Entries shown below:
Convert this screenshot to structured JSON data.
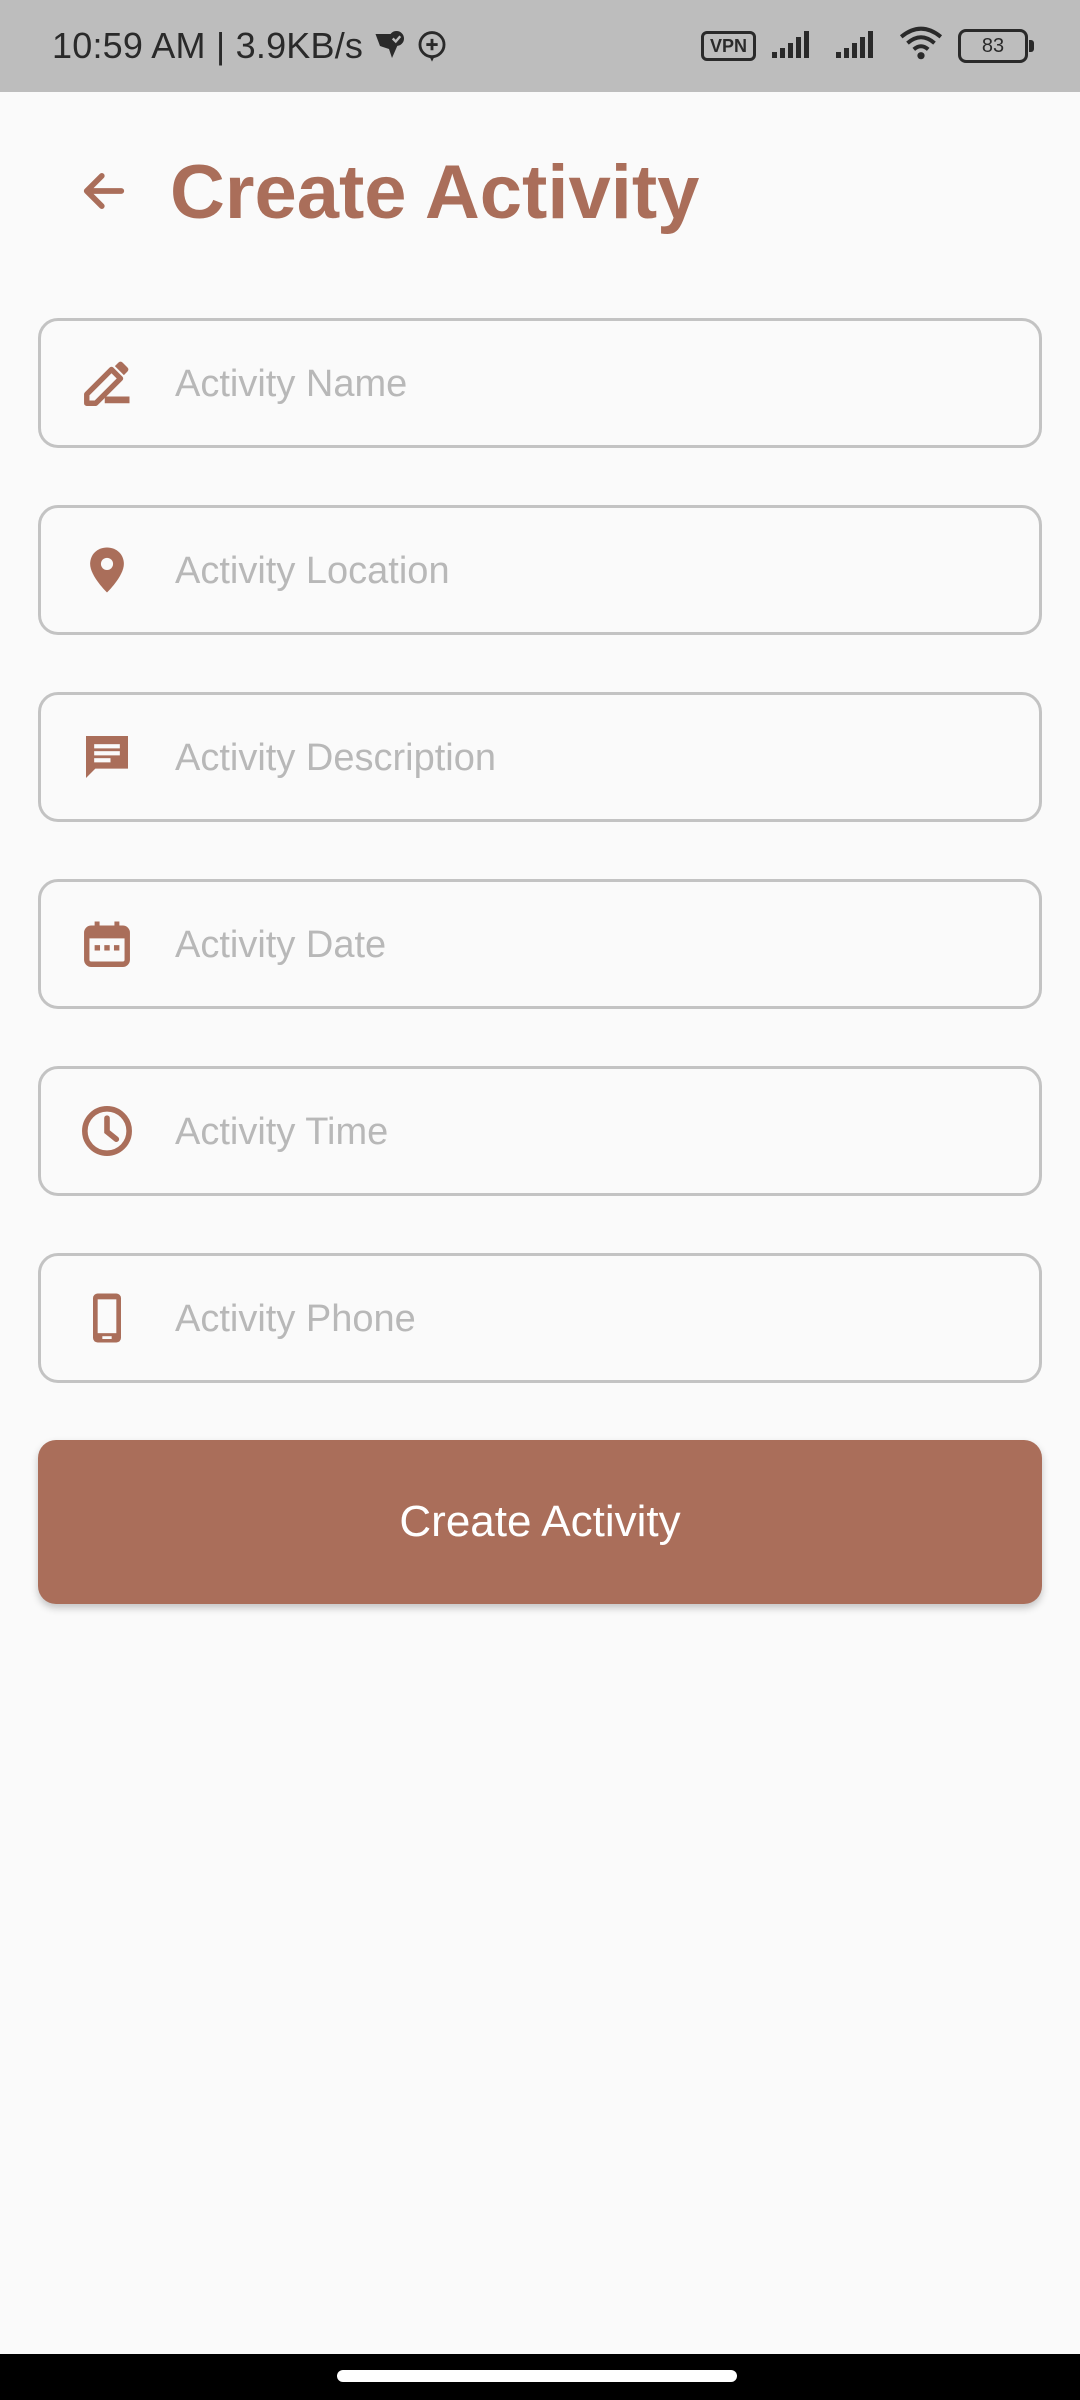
{
  "status_bar": {
    "time_speed": "10:59 AM | 3.9KB/s",
    "vpn": "VPN",
    "battery": "83"
  },
  "header": {
    "title": "Create Activity"
  },
  "form": {
    "fields": [
      {
        "icon": "edit-icon",
        "placeholder": "Activity Name",
        "value": ""
      },
      {
        "icon": "location-pin-icon",
        "placeholder": "Activity Location",
        "value": ""
      },
      {
        "icon": "message-icon",
        "placeholder": "Activity Description",
        "value": ""
      },
      {
        "icon": "calendar-icon",
        "placeholder": "Activity Date",
        "value": ""
      },
      {
        "icon": "clock-icon",
        "placeholder": "Activity Time",
        "value": ""
      },
      {
        "icon": "phone-icon",
        "placeholder": "Activity Phone",
        "value": ""
      }
    ],
    "submit_label": "Create Activity"
  },
  "colors": {
    "accent": "#aa6e5a",
    "field_border": "#c3c3c3",
    "placeholder": "#b8b8b8",
    "background": "#fafafa",
    "status_bar": "#bdbdbd"
  }
}
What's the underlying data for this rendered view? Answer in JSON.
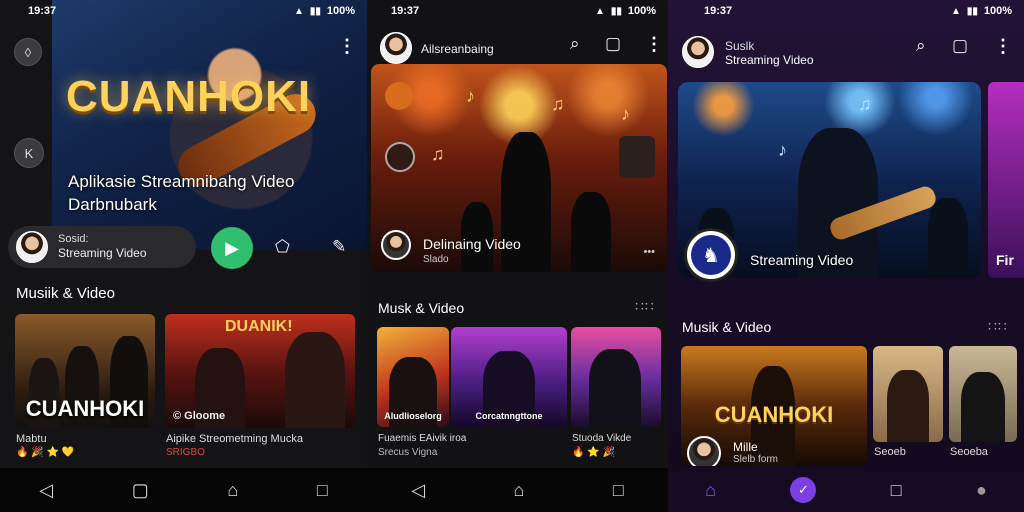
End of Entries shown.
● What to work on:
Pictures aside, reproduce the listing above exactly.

● Exercise solution:
Convert this screenshot to structured JSON data.
{
  "status_bar": {
    "time_speed": "10:59 AM | 3.9KB/s",
    "vpn": "VPN",
    "battery": "83"
  },
  "header": {
    "title": "Create Activity"
  },
  "form": {
    "fields": [
      {
        "icon": "edit-icon",
        "placeholder": "Activity Name",
        "value": ""
      },
      {
        "icon": "location-pin-icon",
        "placeholder": "Activity Location",
        "value": ""
      },
      {
        "icon": "message-icon",
        "placeholder": "Activity Description",
        "value": ""
      },
      {
        "icon": "calendar-icon",
        "placeholder": "Activity Date",
        "value": ""
      },
      {
        "icon": "clock-icon",
        "placeholder": "Activity Time",
        "value": ""
      },
      {
        "icon": "phone-icon",
        "placeholder": "Activity Phone",
        "value": ""
      }
    ],
    "submit_label": "Create Activity"
  },
  "colors": {
    "accent": "#aa6e5a",
    "field_border": "#c3c3c3",
    "placeholder": "#b8b8b8",
    "background": "#fafafa",
    "status_bar": "#bdbdbd"
  }
}
What's the underlying data for this rendered view? Answer in JSON.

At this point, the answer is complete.